Filmed last autumn on the band’s incredible Synthesis tour, Evanescence are set to release state-of-the-art footage from the shows on October 12 via Eagle Vision – but you can get a taste of what’s to come early with this amazing footage below. Watch My Immortal now, and be sure to pre-order Synthesis Live right here.
Their fourth release Synthesis is the opposite of an unplugged effort — rather Lee has re-recorded the band’s old material an even more dramatic and bombastic manner, with a full orchestra and heavy electronics. That includes their breakthrough 2003 hit Bring Me To Life. And there’s something missing from the version you know — that rap, by guest vocalist Paul McCoy.
“God bless the rap, it’s part of what got us on the radio I guess,” Lee says. “At least according to all the rules of radio that I don’t agree with or understand. The rap wasn’t part of our original idea or sound, it was a compromise in many ways. So to be able to go back to the original vision for the song was great.”
It’s not uncommon for an artist to go back and record their songs — Lee embraced being to able to revisit the band’s signature hit after performing it live at every concert they’ve played since it was release. “The recording of a song that ends being the one you hear the most through history is usually when the song was just freshly written. You’re still learning it yourself and getting used to what the notes are and how the parts go. That’s true for Bring Me to Life for sure.
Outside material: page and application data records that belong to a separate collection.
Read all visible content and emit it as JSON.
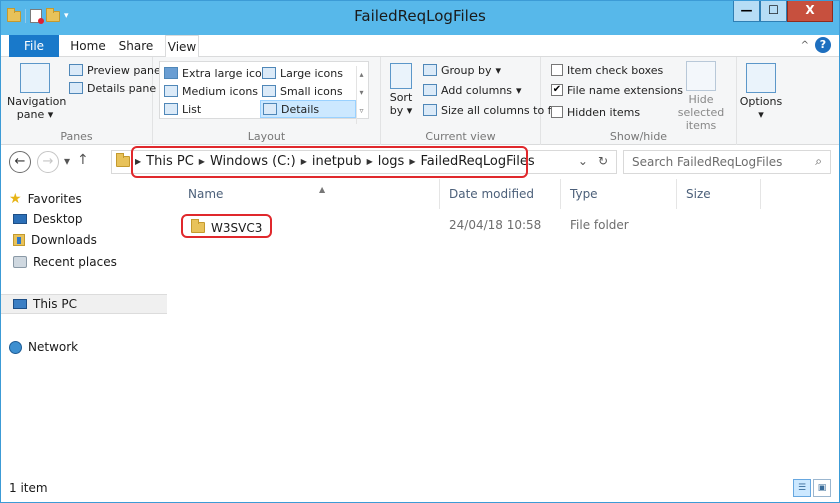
{
  "window": {
    "title": "FailedReqLogFiles"
  },
  "title_bar": {
    "minimize": "—",
    "maximize": "☐",
    "close": "X"
  },
  "ribbon_tabs": {
    "file": "File",
    "home": "Home",
    "share": "Share",
    "view": "View"
  },
  "ribbon": {
    "panes": {
      "navigation_pane": "Navigation pane",
      "preview_pane": "Preview pane",
      "details_pane": "Details pane",
      "label": "Panes"
    },
    "layout": {
      "extra_large_icons": "Extra large icons",
      "large_icons": "Large icons",
      "medium_icons": "Medium icons",
      "small_icons": "Small icons",
      "list": "List",
      "details": "Details",
      "label": "Layout"
    },
    "current_view": {
      "sort_by": "Sort by",
      "group_by": "Group by",
      "add_columns": "Add columns",
      "size_all_columns": "Size all columns to fit",
      "label": "Current view"
    },
    "show_hide": {
      "item_check_boxes": "Item check boxes",
      "file_name_extensions": "File name extensions",
      "hidden_items": "Hidden items",
      "hide_selected_items": "Hide selected items",
      "label": "Show/hide",
      "item_check_boxes_checked": false,
      "file_name_extensions_checked": true,
      "hidden_items_checked": false
    },
    "options": {
      "label": "Options"
    }
  },
  "address": {
    "crumbs": [
      "This PC",
      "Windows (C:)",
      "inetpub",
      "logs",
      "FailedReqLogFiles"
    ]
  },
  "search": {
    "placeholder": "Search FailedReqLogFiles"
  },
  "nav_pane": {
    "favorites": "Favorites",
    "desktop": "Desktop",
    "downloads": "Downloads",
    "recent_places": "Recent places",
    "this_pc": "This PC",
    "network": "Network"
  },
  "columns": {
    "name": "Name",
    "date_modified": "Date modified",
    "type": "Type",
    "size": "Size"
  },
  "files": [
    {
      "name": "W3SVC3",
      "date_modified": "24/04/18 10:58",
      "type": "File folder",
      "size": ""
    }
  ],
  "status": {
    "item_count": "1 item"
  },
  "colors": {
    "titlebar": "#57b8ea",
    "file_tab": "#1979ca",
    "highlight": "#e0282c"
  }
}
After doing it live for so long there’s different vocal choices I’ve made and different things we got to use in this version.” And no rap. “I forget the rap’s there now to be honest,” Lee says. “At the time it was a big issue, it was our first single. I wanted people to understand who we were. That’s a struggle you always fight as an artist. If we only had the one hit, if no one ever heard from us again then nobody would understand who we were. We’ve made it past that point so the rap doesn’t make me angry any more. I’m so glad to put a new version out there without the rap though.”
Similarly there’s an adult version of another Evanescence anthem, My Immortal — like Bring Me To Life it’s been the subject of countless covers and soundtracked many moody memes. Lee admits My Immortal almost got cut from Synthesis. “People have heard it so many times, I’m pretty open about the fact it’s not one of my favourite songs, but I couldn’t resist the opportunity to totally re-record it again.” Despite a “band” version being recorded for their 17 million-selling debut album Fallen, most fans and radio gravitated to the early version of My Immortal, which Lee recorded as a teenager sneaking into the studio her dad worked at after hours. “I hate that version. I totally hate it. It’s an old demo from before we were even signed. Every time I hear it gets under my skin, but that’s the version most people play. I love the album version we did. But I wanted to do a new version so people know where I am vocally as a 35-year-old with all of this experience I have now behind me. As opposed to when I was 17. It’s beautiful because it’s pure and innocent but I was definitely still finding my voice. [Source]